Reaction of hydrazide with carbonyl compounds
There are many ways to produce carbonyl groups in biomolecules. Specific examples are as follows:
The gradual oxidation process of biomolecules will produce active intermediate products-carbonyl complexes (biomolecules containing aldehydes and ketones). Oxygen-sensitive proteins can spontaneously form carbonyl groups when they undergo oxidative stress or deamination.
Glycoprotein is a type of sugar-containing binding protein with a wide range of functions.

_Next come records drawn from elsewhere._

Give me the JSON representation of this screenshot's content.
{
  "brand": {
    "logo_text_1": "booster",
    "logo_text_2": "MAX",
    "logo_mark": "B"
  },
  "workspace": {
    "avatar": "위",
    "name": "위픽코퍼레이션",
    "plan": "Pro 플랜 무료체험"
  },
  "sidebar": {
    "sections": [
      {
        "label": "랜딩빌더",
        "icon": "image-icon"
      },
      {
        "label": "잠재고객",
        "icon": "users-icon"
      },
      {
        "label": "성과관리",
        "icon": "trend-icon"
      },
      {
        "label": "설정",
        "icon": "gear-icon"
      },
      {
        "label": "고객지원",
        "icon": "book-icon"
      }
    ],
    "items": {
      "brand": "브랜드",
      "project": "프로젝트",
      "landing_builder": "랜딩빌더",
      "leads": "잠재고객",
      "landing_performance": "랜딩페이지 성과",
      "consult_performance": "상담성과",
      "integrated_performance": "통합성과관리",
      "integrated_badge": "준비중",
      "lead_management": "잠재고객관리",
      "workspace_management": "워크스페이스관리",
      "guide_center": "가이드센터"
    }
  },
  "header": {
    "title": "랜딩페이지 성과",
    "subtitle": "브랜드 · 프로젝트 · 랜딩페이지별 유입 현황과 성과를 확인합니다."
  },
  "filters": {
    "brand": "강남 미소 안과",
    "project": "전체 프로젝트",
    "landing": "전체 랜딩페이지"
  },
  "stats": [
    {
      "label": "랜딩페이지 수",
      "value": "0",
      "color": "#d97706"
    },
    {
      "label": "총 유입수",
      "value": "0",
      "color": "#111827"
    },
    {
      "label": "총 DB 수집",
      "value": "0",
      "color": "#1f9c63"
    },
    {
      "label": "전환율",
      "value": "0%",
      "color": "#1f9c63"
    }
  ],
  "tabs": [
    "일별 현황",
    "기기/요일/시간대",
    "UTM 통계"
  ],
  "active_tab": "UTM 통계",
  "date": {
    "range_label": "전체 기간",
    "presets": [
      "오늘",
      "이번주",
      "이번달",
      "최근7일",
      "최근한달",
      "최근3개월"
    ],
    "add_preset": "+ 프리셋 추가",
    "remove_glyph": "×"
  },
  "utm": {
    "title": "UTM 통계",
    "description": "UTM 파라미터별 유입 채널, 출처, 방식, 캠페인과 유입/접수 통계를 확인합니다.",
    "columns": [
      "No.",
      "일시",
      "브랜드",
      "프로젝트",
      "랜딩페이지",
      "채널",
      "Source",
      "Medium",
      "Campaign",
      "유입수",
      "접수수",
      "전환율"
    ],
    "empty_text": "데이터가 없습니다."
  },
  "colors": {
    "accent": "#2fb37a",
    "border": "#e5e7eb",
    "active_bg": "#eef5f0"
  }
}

Glycoprotein is not only an important component of the cell membrane, intercellular matrix, plasma, mucus, hormones, etc., but also acts as a lubricant, inhibits the hydrolysis of proteolytic enzymes, and prevents bacteria and viruses from invading organisms. Periodic acid is an oxidant, which can oxidize the dihydroxy or trihydroxy in the polysaccharide residue to the corresponding aldehyde. Therefore, hydrazide reactive dyes can label glycoproteins and are suitable for the analysis of unknown samples and the identification of sample purity. This method is particularly suitable for labeling antibodies.
Oligonucleotides usually have carbonyl groups. Aldehyde pyrimidines are pyrimidine-modified bases present in a type of nucleotides. An aldehyde group is an important group for the modification of natural nucleotides in DNA.
The hydrazide reactive dyes react smoothly and almost quantitatively with various carbonyl groups in biomolecules, and can be used to label proteins, peptides, and oligonucleotides/DNA.